David Bryan Lozada This research examines how human rights are orchestrated by international actors, and mobilised by the urban poor survivors (UPS) and civil society organisations (CSOs) in contesting the war on drugs in the Philippines. I investigate the pathways UPS and CSOs use in contesting the war on drugs to provide insights on how the global governance of human rights are implemented at the local level.
Yahia Zhengtang Ma Situated at the intersections of Queer Theory and Translation Studies, my research project examines the presentation of male same-sex desire in Sinophone literature and how its representations in English translation can be queered and de-queered. With textual analysis of the translations of desire in a selection of novels written by Chinese-speaking authors dating from the 1990s and interviews with translators and scholars who translate queer texts and/or research on queer translation, this research ultimately aims to demonstrate in what ways queer translation can be done in practice and in theory.
Akina Mikami Akina’s thesis examines how civil society practice shapes notion of disaster resilience through a translocal approach. It conducts a case study of Fukushima-Cairns recuperation practice in 3.11 disaster recovery politics. It argues that translocal practice of radical care decouples the notion of disaster resilience from principles of neoliberal nationalism that underpin state-led reconstruction. Engaging with debates on political ethics of care, posthumanism and disaster justice, it proposes a ‘care’ perspective in rethinking civil society and disaster resilience. In this project, Akina adopts an action research paradigm that seeks both action and understanding through a cyclic, participative and reflective co-inquiry process.

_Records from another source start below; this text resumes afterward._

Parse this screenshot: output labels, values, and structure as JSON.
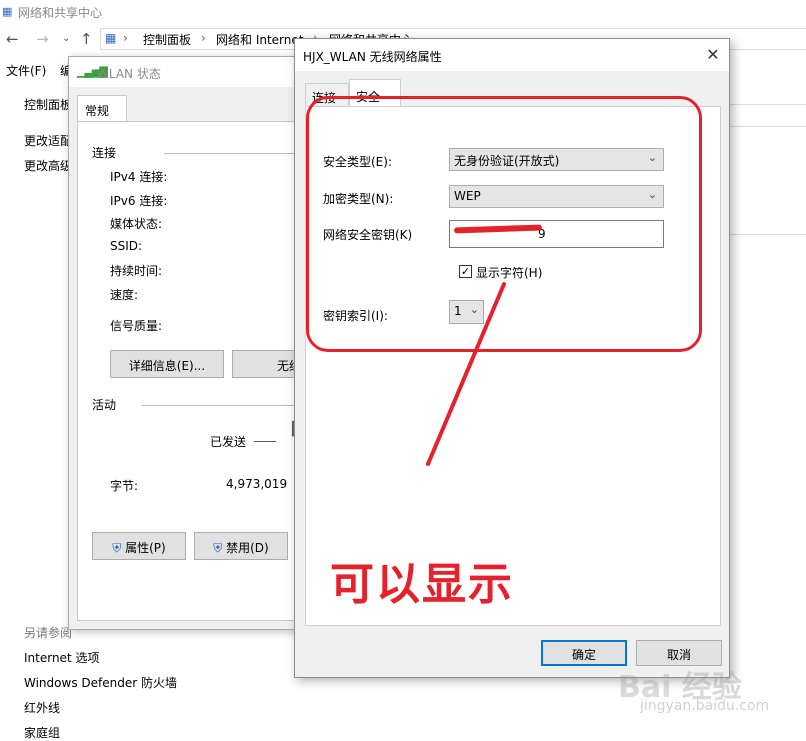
{
  "explorer": {
    "title": "网络和共享中心",
    "address_parts": [
      "控制面板",
      "网络和 Internet",
      "网络和共享中心"
    ],
    "menu_file": "文件(F)",
    "menu_edit_fragment": "编",
    "side_home_fragment": "控制面板",
    "side_link1_fragment": "更改适配",
    "side_link2_fragment": "更改高级",
    "see_also": "另请参阅",
    "links": [
      "Internet 选项",
      "Windows Defender 防火墙",
      "红外线",
      "家庭组"
    ]
  },
  "wlan": {
    "title": "WLAN 状态",
    "tab": "常规",
    "connection_group": "连接",
    "fields": [
      "IPv4 连接:",
      "IPv6 连接:",
      "媒体状态:",
      "SSID:",
      "持续时间:",
      "速度:",
      "信号质量:"
    ],
    "details_button": "详细信息(E)...",
    "wireless_button_fragment": "无线",
    "activity_group": "活动",
    "sent_label": "已发送",
    "bytes_label": "字节:",
    "bytes_sent": "4,973,019",
    "properties_button": "属性(P)",
    "disable_button": "禁用(D)"
  },
  "dialog": {
    "title": "HJX_WLAN 无线网络属性",
    "tabs": [
      "连接",
      "安全"
    ],
    "security_type_label": "安全类型(E):",
    "security_type_value": "无身份验证(开放式)",
    "encryption_type_label": "加密类型(N):",
    "encryption_type_value": "WEP",
    "key_label": "网络安全密钥(K)",
    "key_value_tail": "9",
    "show_chars_label": "显示字符(H)",
    "show_chars_checked": "✓",
    "key_index_label": "密钥索引(I):",
    "key_index_value": "1",
    "ok_button": "确定",
    "cancel_button": "取消"
  },
  "annotation": {
    "caption": "可以显示",
    "color": "#e4222c"
  },
  "watermark": {
    "text": "Bai 经验",
    "sub": "jingyan.baidu.com"
  }
}
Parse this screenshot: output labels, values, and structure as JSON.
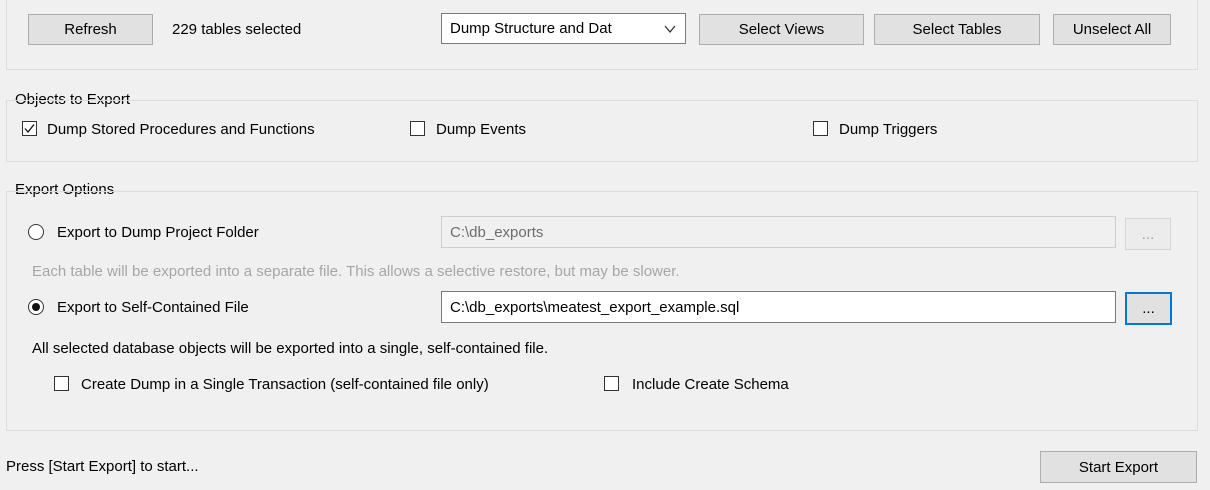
{
  "toolbar": {
    "refresh_label": "Refresh",
    "selection_status": "229 tables selected",
    "dump_mode": {
      "selected": "Dump Structure and Dat"
    },
    "select_views_label": "Select Views",
    "select_tables_label": "Select Tables",
    "unselect_all_label": "Unselect All"
  },
  "objects": {
    "group_label": "Objects to Export",
    "items": [
      {
        "label": "Dump Stored Procedures and Functions",
        "checked": true
      },
      {
        "label": "Dump Events",
        "checked": false
      },
      {
        "label": "Dump Triggers",
        "checked": false
      }
    ]
  },
  "export_options": {
    "group_label": "Export Options",
    "project_folder": {
      "label": "Export to Dump Project Folder",
      "path": "C:\\db_exports",
      "browse_label": "...",
      "selected": false,
      "hint": "Each table will be exported into a separate file. This allows a selective restore, but may be slower."
    },
    "self_contained": {
      "label": "Export to Self-Contained File",
      "path": "C:\\db_exports\\meatest_export_example.sql",
      "browse_label": "...",
      "selected": true,
      "hint": "All selected database objects will be exported into a single, self-contained file."
    },
    "options": [
      {
        "label": "Create Dump in a Single Transaction (self-contained file only)",
        "checked": false
      },
      {
        "label": "Include Create Schema",
        "checked": false
      }
    ]
  },
  "footer": {
    "status": "Press [Start Export] to start...",
    "start_label": "Start Export"
  }
}
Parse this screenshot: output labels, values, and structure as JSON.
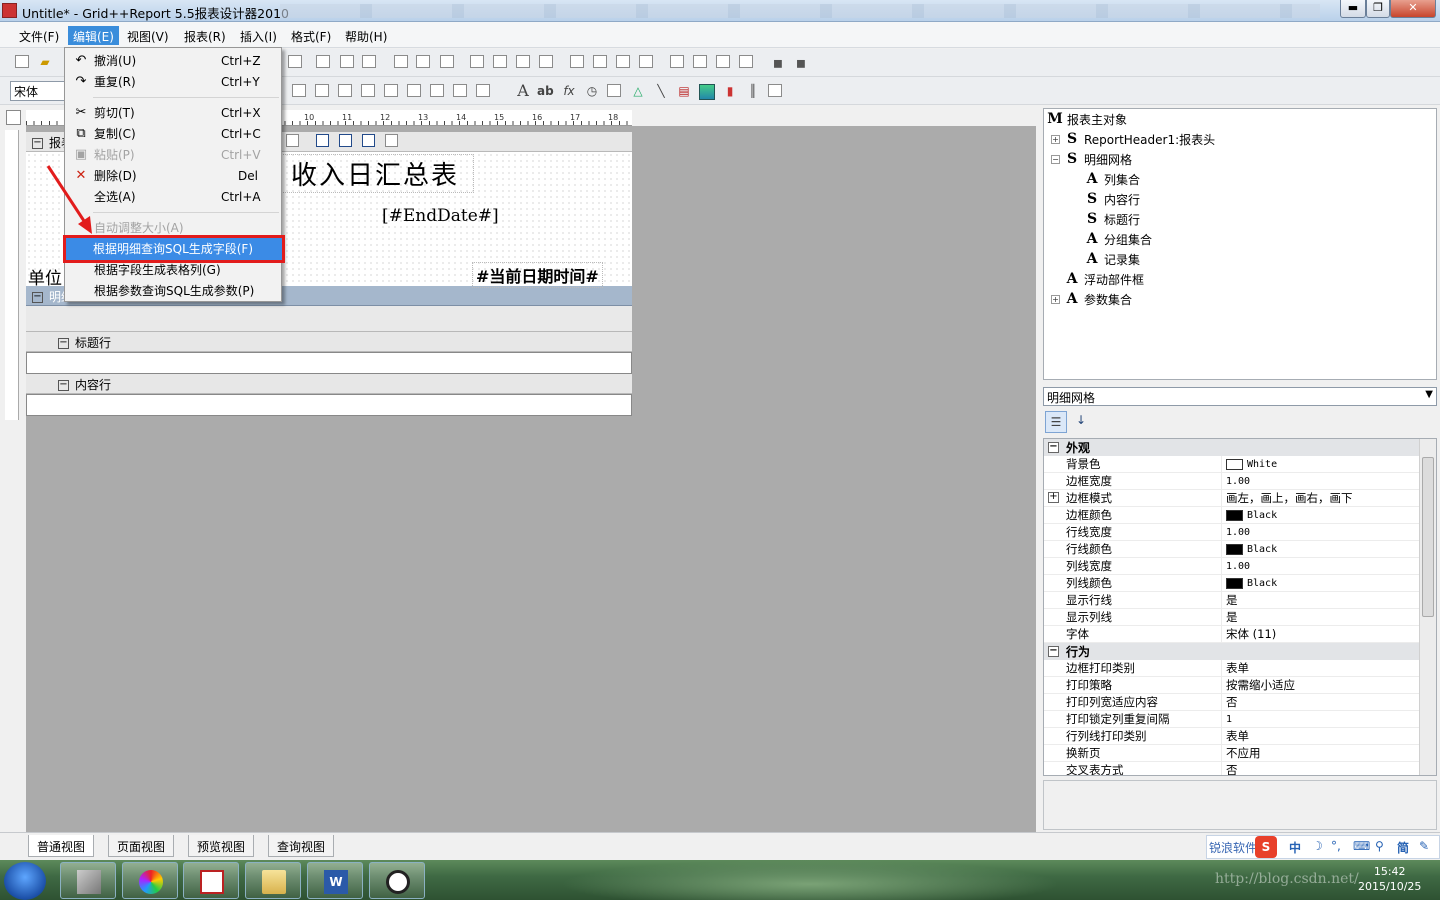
{
  "window": {
    "title": "Untitle* - Grid++Report 5.5报表设计器2010",
    "min": "▬",
    "max": "❐",
    "close": "✕"
  },
  "menubar": [
    {
      "label": "文件(F)"
    },
    {
      "label": "编辑(E)"
    },
    {
      "label": "视图(V)"
    },
    {
      "label": "报表(R)"
    },
    {
      "label": "插入(I)"
    },
    {
      "label": "格式(F)"
    },
    {
      "label": "帮助(H)"
    }
  ],
  "toolbar": {
    "font_name": "宋体"
  },
  "edit_menu": {
    "undo": {
      "label": "撤消(U)",
      "shortcut": "Ctrl+Z"
    },
    "redo": {
      "label": "重复(R)",
      "shortcut": "Ctrl+Y"
    },
    "cut": {
      "label": "剪切(T)",
      "shortcut": "Ctrl+X"
    },
    "copy": {
      "label": "复制(C)",
      "shortcut": "Ctrl+C"
    },
    "paste": {
      "label": "粘贴(P)",
      "shortcut": "Ctrl+V"
    },
    "delete": {
      "label": "删除(D)",
      "shortcut": "Del"
    },
    "select_all": {
      "label": "全选(A)",
      "shortcut": "Ctrl+A"
    },
    "auto_size": {
      "label": "自动调整大小(A)"
    },
    "gen_fields": {
      "label": "根据明细查询SQL生成字段(F)"
    },
    "gen_columns": {
      "label": "根据字段生成表格列(G)"
    },
    "gen_params": {
      "label": "根据参数查询SQL生成参数(P)"
    }
  },
  "ruler": {
    "ticks": [
      "10",
      "11",
      "12",
      "13",
      "14",
      "15",
      "16",
      "17",
      "18"
    ]
  },
  "design": {
    "header_band": "报表",
    "title_text": "收入日汇总表",
    "end_date": "[#EndDate#]",
    "unit_label": "单位",
    "datetime_label": "#当前日期时间#",
    "grid_band": "明细",
    "title_row_band": "标题行",
    "content_row_band": "内容行"
  },
  "tree": [
    {
      "letter": "M",
      "label": "报表主对象",
      "expand": ""
    },
    {
      "letter": "S",
      "label": "ReportHeader1:报表头",
      "expand": "+"
    },
    {
      "letter": "S",
      "label": "明细网格",
      "expand": "−"
    },
    {
      "letter": "A",
      "label": "列集合",
      "expand": ""
    },
    {
      "letter": "S",
      "label": "内容行",
      "expand": ""
    },
    {
      "letter": "S",
      "label": "标题行",
      "expand": ""
    },
    {
      "letter": "A",
      "label": "分组集合",
      "expand": ""
    },
    {
      "letter": "A",
      "label": "记录集",
      "expand": ""
    },
    {
      "letter": "A",
      "label": "浮动部件框",
      "expand": ""
    },
    {
      "letter": "A",
      "label": "参数集合",
      "expand": "+"
    }
  ],
  "object_select": "明细网格",
  "props": {
    "cat_appearance": "外观",
    "cat_behavior": "行为",
    "appearance": [
      {
        "name": "背景色",
        "value": "White",
        "color": "#ffffff"
      },
      {
        "name": "边框宽度",
        "value": "1.00"
      },
      {
        "name": "边框模式",
        "value": "画左，画上，画右，画下",
        "expand": "+"
      },
      {
        "name": "边框颜色",
        "value": "Black",
        "color": "#000000"
      },
      {
        "name": "行线宽度",
        "value": "1.00"
      },
      {
        "name": "行线颜色",
        "value": "Black",
        "color": "#000000"
      },
      {
        "name": "列线宽度",
        "value": "1.00"
      },
      {
        "name": "列线颜色",
        "value": "Black",
        "color": "#000000"
      },
      {
        "name": "显示行线",
        "value": "是"
      },
      {
        "name": "显示列线",
        "value": "是"
      },
      {
        "name": "字体",
        "value": "宋体 (11)"
      }
    ],
    "behavior": [
      {
        "name": "边框打印类别",
        "value": "表单"
      },
      {
        "name": "打印策略",
        "value": "按需缩小适应"
      },
      {
        "name": "打印列宽适应内容",
        "value": "否"
      },
      {
        "name": "打印锁定列重复间隔",
        "value": "1"
      },
      {
        "name": "行列线打印类别",
        "value": "表单"
      },
      {
        "name": "换新页",
        "value": "不应用"
      },
      {
        "name": "交叉表方式",
        "value": "否"
      }
    ]
  },
  "tabs": [
    "普通视图",
    "页面视图",
    "预览视图",
    "查询视图"
  ],
  "ime": {
    "brand": "锐浪软件",
    "zh": "中",
    "simp": "简"
  },
  "clock": {
    "time": "15:42",
    "date": "2015/10/25"
  },
  "watermark": "http://blog.csdn.net/"
}
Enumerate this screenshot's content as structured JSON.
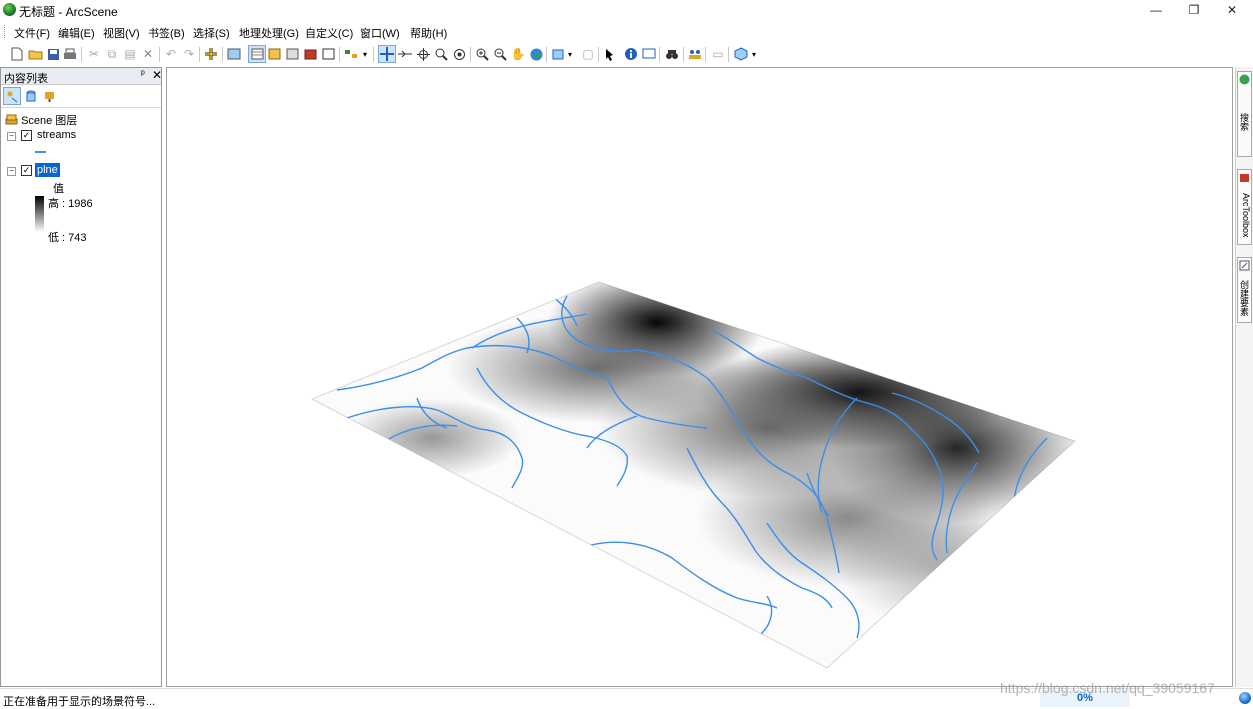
{
  "window": {
    "title": "无标题 - ArcScene",
    "min_glyph": "—",
    "max_glyph": "❐",
    "close_glyph": "✕"
  },
  "menu": [
    "文件(F)",
    "编辑(E)",
    "视图(V)",
    "书签(B)",
    "选择(S)",
    "地理处理(G)",
    "自定义(C)",
    "窗口(W)",
    "帮助(H)"
  ],
  "toc": {
    "title": "内容列表",
    "pin_glyph": "ᵖ",
    "close_glyph": "✕",
    "scene_label": "Scene 图层",
    "layers": [
      {
        "name": "streams",
        "checked": "✓",
        "expander": "−"
      },
      {
        "name": "plne",
        "checked": "✓",
        "expander": "−"
      }
    ],
    "legend_title": "值",
    "legend_high": "高 : 1986",
    "legend_low": "低 : 743"
  },
  "status": {
    "text": "正在准备用于显示的场景符号...",
    "progress": "0%"
  },
  "watermark": "https://blog.csdn.net/qq_39059167",
  "dock_tabs": [
    "搜索",
    "ArcToolbox",
    "创建要素"
  ],
  "colors": {
    "stream": "#3a8fe8",
    "selection": "#0a64d0",
    "relief_high": "#000000",
    "relief_low": "#ffffff"
  }
}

Scott Musgrave-Takeda
Okinawa remains at the centre of an ever changing security environment. The islands are host to the highest concentration of United States military bases in the world. Since the end of World War II, displeasure with the presence of the US military has been a common theme to Okinawan discourse, political and civil.
Understanding the identities of civil society members opposed to bases not only on Okinawa but also on mainland Japan will provide a basis to find how to create a more empowering narrative that not only Okinawans but also mainland Japanese can plug into to promote positive social change for a hot button issue that continues to go unsolved.
Leiheng Wang Leiheng’s research focuses on the national identity and nationalism in East Asia. In her postgraduate studies, she paid attention to the comparison of collective memory in Mainland China, Taiwan, and South Korea. Currently, Leiheng focuses on conducting the comparison of national identity in Mainland China, Taiwan, Hong Kong, and Macau from the perspective of history education.
Wanyi Xue My research interest is poverty governance in China’s ethnic minority areas. Since 2016, I have carried out research on Targeted Poverty Alleviation (TPA, Chinese: 精准扶贫) campaign in Shaanxi, Guizhou and Guangxi in mainland China, and carried out field work for many times. With the completion of the Chinese government’s TPA campaign by the end of 2020, China’s poverty alleviation work will reach a new level in 2021. Therefore, my current research topic is poverty governance in China after 2020, that is, the study on the aftermath of TPA campaign.